------ GIVEN DATA
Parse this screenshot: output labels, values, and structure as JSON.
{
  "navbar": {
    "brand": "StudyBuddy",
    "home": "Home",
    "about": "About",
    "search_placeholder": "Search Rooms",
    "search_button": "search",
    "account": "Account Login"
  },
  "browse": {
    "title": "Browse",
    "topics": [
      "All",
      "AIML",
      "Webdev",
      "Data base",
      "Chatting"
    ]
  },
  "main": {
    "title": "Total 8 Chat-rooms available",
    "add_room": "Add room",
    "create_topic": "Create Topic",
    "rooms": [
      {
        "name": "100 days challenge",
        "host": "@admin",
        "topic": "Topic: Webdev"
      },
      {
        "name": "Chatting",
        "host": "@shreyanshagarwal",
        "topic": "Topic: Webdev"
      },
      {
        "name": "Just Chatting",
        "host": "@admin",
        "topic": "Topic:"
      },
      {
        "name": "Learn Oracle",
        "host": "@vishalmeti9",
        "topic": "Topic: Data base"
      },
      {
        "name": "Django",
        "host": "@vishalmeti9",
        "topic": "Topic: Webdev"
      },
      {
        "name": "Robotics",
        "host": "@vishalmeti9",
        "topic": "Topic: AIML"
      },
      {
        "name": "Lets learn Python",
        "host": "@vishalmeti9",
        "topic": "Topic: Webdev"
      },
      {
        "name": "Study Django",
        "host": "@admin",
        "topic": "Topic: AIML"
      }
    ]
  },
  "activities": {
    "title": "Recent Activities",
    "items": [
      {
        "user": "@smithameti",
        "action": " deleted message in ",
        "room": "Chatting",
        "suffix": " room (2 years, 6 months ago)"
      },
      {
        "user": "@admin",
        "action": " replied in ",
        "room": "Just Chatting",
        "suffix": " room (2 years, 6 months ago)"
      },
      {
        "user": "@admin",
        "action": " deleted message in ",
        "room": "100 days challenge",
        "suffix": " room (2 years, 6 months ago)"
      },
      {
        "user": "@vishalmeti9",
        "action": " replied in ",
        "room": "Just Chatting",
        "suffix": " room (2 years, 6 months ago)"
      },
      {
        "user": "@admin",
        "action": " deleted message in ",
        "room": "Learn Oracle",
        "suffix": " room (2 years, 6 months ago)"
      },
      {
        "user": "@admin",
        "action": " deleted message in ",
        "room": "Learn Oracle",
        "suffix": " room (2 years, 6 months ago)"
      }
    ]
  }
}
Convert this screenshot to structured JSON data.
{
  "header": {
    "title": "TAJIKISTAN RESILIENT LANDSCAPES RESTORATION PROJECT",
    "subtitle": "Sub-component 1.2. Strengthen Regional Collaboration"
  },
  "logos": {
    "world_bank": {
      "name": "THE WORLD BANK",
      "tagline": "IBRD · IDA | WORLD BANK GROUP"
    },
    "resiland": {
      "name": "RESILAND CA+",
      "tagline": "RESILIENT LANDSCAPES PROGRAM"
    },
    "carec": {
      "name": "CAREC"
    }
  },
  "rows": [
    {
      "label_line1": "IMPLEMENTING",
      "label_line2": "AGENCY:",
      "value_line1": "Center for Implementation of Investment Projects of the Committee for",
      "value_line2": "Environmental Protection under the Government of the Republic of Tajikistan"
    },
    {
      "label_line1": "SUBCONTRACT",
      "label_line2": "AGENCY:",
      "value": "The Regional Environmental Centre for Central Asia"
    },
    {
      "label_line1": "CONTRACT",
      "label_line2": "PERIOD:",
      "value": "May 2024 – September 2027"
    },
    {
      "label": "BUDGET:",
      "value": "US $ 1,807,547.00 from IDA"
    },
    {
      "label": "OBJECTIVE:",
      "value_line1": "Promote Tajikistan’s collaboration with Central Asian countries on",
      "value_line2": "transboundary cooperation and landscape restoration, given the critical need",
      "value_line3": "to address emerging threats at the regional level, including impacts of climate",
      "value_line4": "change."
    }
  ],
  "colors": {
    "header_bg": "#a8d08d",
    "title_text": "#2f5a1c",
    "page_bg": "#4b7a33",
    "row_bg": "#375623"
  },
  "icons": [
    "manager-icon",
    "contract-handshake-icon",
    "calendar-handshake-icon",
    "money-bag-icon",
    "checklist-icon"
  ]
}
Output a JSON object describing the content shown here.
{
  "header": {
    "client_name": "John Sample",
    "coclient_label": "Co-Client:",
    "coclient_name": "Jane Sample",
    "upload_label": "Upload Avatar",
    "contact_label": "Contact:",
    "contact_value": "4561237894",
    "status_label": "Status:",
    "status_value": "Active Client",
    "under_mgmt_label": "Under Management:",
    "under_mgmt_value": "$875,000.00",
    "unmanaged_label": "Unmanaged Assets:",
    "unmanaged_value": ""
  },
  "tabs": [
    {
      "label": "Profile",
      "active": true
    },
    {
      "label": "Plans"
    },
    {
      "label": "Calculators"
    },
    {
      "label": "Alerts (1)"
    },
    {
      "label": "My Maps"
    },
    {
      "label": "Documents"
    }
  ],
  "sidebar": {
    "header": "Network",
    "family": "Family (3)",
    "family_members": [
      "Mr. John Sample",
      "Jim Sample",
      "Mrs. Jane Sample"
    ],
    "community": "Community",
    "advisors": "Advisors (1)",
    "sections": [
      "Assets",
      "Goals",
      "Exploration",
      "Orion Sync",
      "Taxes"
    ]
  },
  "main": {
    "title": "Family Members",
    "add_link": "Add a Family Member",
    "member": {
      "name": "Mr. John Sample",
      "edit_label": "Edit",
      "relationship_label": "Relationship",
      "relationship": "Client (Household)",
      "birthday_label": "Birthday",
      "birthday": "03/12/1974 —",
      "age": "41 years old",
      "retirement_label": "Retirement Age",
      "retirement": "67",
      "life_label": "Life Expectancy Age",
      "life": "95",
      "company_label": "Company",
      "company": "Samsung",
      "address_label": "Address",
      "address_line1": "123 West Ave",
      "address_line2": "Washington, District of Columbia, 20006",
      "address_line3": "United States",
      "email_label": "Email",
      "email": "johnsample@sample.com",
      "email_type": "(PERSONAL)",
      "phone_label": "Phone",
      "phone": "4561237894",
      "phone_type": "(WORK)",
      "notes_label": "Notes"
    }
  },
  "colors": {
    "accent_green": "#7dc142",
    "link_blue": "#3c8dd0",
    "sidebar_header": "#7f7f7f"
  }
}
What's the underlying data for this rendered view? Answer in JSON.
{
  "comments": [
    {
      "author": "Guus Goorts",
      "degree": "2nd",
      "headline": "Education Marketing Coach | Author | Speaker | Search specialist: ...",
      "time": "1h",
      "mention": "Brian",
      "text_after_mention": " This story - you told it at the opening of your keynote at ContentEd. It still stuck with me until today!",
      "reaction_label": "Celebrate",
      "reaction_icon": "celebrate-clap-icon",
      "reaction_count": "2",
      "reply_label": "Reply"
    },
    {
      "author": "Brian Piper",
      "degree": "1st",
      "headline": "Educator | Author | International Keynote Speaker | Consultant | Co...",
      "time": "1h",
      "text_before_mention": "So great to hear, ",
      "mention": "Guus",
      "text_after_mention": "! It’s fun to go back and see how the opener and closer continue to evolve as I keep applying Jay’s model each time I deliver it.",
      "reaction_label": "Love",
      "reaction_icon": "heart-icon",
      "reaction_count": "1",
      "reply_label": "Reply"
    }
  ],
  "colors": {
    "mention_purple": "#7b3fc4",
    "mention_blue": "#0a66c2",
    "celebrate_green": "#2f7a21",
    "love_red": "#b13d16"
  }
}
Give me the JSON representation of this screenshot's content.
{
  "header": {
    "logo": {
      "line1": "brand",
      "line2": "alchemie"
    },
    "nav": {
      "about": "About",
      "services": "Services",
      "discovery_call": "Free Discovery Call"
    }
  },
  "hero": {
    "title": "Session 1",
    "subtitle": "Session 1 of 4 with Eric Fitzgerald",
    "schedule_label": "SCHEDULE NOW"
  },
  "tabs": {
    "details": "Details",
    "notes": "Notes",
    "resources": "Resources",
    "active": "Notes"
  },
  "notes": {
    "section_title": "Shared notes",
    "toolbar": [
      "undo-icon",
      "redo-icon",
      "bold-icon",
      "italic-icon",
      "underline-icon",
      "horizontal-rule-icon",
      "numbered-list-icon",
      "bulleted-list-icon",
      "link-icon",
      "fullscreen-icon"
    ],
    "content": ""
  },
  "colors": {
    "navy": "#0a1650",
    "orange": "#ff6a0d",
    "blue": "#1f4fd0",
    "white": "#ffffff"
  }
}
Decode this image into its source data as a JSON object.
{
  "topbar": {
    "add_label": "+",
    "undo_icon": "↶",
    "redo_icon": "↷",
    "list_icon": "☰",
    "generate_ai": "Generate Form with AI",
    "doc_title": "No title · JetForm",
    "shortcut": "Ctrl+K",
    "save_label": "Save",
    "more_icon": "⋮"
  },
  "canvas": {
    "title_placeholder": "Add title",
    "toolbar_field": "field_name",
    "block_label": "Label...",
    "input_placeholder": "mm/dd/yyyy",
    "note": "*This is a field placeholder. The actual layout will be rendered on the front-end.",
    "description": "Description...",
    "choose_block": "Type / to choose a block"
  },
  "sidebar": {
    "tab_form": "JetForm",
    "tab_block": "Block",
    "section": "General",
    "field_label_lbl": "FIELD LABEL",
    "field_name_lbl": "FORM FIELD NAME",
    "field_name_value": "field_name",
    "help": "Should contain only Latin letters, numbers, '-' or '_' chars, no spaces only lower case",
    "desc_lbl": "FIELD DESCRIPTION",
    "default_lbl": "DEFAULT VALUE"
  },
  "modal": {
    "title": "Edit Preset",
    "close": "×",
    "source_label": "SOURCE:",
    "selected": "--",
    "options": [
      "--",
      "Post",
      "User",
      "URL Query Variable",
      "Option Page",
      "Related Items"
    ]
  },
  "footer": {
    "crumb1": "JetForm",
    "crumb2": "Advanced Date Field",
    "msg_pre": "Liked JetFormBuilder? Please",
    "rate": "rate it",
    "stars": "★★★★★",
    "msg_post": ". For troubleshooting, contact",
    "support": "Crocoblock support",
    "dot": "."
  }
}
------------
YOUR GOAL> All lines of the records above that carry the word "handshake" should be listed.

WRITTEN REPLY>
    "contract-handshake-icon",
    "calendar-handshake-icon",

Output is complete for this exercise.